## [PROBLEM DETAILS]
Among the records below, find the lines with the word "header" and copy them.

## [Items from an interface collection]
☆ ☆ ☆

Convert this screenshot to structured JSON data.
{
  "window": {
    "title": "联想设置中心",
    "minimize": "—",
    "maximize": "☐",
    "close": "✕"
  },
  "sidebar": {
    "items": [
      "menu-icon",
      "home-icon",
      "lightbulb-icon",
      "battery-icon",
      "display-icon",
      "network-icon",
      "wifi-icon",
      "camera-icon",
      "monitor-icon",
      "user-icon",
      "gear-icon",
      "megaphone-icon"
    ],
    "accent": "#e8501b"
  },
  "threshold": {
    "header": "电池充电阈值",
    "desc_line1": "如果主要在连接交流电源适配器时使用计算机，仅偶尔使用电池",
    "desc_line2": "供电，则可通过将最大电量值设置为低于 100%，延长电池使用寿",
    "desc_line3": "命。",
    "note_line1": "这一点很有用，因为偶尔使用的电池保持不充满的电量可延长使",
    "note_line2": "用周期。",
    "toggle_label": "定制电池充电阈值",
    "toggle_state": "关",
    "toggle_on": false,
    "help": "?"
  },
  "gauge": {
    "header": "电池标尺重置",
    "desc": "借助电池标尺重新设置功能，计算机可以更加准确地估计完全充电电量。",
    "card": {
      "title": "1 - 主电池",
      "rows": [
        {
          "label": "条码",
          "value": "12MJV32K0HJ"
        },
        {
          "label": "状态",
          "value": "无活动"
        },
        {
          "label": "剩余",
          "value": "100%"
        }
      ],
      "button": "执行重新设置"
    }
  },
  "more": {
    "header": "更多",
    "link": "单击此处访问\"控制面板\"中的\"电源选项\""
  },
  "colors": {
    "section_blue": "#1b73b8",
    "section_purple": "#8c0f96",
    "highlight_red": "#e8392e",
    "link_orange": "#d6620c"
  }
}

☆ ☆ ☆

## [FINAL ANSWER]
    "header": "电池充电阈值",
    "header": "电池标尺重置",
    "header": "更多",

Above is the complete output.